After clerking at Hare, Wynn, Newell & Newton as a student, Jamie started as a trial lawyer at the firm in 2003 fresh out of Vanderbilt Law School. He experienced many early successes as a young lawyer, and his practice grew in a variety of areas as clients and other lawyers began to call on him to handle more complex cases.
While in law school, Jamie realized that big corporations and insurance companies have plenty of help, but that sometimes, ordinary people need someone to fight for them. “I’m deeply committed to the principle of equal justice for all, not just the wealthy and powerful, but also the downtrodden and the disadvantaged. Our courtrooms exist to level this playing field and to see that everyone gets fair justice under the law. The cases we handle make a difference in our communities and improve public safety,” Jamie says. “Another extraordinarily satisfying aspect of practicing trial law is watching juries of 12 people from all walks of life come together to deliberate on a just verdict. Most people simply don’t appreciate how hard jurors work to hear and decide these cases. It’s often a great sacrifice, but it can also offer a tremendous reward to know that one has honored the law and done the right thing. It’s not always easy, but the experience can also change the lives of the jurors themselves.”
During his career, Jamie has tried everything from month-long aviation accident cases in federal court to personal injury, automobile and bicycle accidents, and fraud and wrongful death actions in state courts. Some of his cases have involved copyrights, trade secrets, commercial disputes, product failures, employment contract actions, and insurance cases of all types.

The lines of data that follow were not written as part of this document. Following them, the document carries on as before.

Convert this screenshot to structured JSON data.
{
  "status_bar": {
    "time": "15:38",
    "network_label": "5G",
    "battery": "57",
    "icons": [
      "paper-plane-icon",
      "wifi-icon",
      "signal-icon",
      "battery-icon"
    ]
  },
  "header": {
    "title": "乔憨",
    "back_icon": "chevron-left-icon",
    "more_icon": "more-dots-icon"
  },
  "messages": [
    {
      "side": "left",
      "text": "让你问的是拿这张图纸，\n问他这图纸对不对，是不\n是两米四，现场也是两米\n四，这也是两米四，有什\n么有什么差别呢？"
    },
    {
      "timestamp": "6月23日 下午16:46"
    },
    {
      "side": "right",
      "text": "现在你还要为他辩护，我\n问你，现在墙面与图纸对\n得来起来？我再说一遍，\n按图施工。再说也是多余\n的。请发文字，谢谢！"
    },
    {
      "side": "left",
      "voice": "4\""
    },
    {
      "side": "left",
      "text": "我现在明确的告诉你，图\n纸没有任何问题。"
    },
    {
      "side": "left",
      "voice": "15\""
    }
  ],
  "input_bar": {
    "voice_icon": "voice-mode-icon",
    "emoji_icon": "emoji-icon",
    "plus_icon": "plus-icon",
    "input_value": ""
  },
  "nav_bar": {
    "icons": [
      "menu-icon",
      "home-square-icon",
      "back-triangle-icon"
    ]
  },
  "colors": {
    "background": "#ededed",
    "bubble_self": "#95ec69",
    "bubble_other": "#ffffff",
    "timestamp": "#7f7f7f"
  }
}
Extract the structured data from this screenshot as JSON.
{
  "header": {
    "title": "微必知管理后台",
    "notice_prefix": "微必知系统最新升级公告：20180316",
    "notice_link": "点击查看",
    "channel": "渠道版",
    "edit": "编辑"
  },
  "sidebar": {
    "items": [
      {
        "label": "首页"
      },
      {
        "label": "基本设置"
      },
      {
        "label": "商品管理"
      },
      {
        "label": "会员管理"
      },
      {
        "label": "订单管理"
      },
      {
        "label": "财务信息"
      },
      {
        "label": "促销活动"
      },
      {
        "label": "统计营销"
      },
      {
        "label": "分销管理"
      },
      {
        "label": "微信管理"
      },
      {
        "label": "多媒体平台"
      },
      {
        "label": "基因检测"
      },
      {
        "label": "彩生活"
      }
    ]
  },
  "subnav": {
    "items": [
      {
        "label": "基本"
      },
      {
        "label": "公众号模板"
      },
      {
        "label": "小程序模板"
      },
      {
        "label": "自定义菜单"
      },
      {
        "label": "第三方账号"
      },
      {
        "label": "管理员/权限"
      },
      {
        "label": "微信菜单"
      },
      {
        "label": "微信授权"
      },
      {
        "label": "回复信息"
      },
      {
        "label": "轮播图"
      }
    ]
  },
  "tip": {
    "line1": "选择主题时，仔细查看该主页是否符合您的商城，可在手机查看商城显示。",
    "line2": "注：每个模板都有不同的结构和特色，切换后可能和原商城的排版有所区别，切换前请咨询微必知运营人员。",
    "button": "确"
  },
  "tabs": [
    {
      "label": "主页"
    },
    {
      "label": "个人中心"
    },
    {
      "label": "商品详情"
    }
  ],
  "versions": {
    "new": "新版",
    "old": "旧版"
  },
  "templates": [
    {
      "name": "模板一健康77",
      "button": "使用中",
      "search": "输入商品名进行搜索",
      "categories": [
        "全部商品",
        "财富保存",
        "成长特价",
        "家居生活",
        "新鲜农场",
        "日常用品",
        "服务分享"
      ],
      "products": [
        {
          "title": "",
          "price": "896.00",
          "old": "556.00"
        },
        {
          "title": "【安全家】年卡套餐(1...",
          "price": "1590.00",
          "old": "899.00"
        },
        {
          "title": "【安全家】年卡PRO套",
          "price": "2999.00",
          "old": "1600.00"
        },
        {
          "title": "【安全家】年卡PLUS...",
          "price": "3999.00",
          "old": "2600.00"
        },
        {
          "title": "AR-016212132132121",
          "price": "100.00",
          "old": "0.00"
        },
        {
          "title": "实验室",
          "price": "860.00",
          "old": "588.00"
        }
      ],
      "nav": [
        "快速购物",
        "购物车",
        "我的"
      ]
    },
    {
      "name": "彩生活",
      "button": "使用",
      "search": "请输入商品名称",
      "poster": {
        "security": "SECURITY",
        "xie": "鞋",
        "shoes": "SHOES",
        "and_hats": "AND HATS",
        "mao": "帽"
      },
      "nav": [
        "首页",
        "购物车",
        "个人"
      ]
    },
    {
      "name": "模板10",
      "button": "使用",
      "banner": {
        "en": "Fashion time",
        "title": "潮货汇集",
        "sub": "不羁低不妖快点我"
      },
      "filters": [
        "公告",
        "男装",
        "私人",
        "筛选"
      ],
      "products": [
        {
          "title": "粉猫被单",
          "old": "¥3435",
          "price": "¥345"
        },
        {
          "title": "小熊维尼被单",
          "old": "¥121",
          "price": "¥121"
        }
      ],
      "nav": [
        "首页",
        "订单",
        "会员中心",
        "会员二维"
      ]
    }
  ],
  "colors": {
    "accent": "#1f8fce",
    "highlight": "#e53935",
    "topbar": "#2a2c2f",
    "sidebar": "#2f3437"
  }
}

Jamie enjoys living in Birmingham with his extended family and is the uncle of a young niece and nephew. Outside of the office, Jamie enjoys the outdoors in the form of backpacking, hiking, and kayaking in addition to running, cycling, sailing, and golfing. He dabbles in photography, and a few years ago, he reached the Summit of Mount Rainier in Washington State on a beautiful fall morning after an all-night climb.
Jamie attended Auburn University, graduating in 2000, and attained his J.D. at Vanderbilt University Law School in 2003.
Most recently, Jamie represented the families of two men killed in a 2015 crash near Odessa, Texas, which resulted in an $11 million settlement with the company that employed the driver involved in the crash – and was the 2nd largest settlement in Texas in 2017, according to the National Law Journal.
Though most cases are settled out of court, Jamie has been recognized twice by the National Law Journal in its prestigious “Top 100 List” for obtaining verdicts of $37.5 million in 2011, and $40 million in 2013. Both cases were widely reported as record verdicts under the dram shop laws, which hold restaurants and bars accountable when patrons who have been over-served seriously injure or kill innocent people.
In 2017, Jamie was a part of a trial team that successfully represented the nation’s corn growers in the first of eight certified state class action lawsuits against Syngenta, resulting in a verdict of nearly $218 million.
In 2014, Jamie obtained another record verdict of $4 million against an emergency room doctor who misdiagnosed a patient with a heart condition, which tragically later ended his life. Medical negligence cases have always been a major focus of Jamie’s practice, but he has always gone to great lengths to select only those truly egregious and meritorious cases to take to trial.
“Medical negligence cases can be extremely difficult for patients to win because the healthcare providers usually have unlimited access to expert witnesses who will line up to come to the aid of their fellow physicians. However, getting the truth across and obtaining a just verdict on behalf of a patient is extraordinarily satisfying—it can truly be a David versus Goliath situation,” he says. “Someone must be there to give a voice to the powerless –to the ordinary everyday person.”
Jamie has given lectures to lawyers in 47 states across the country and spends time teaching other lawyers and representing indigent clients in pro bono matters. In addition, he is a member of several professional organizations whose mission it is to preserve the right to trial by jury and to enrich the lives of the public through the stewardship of our civil justice system.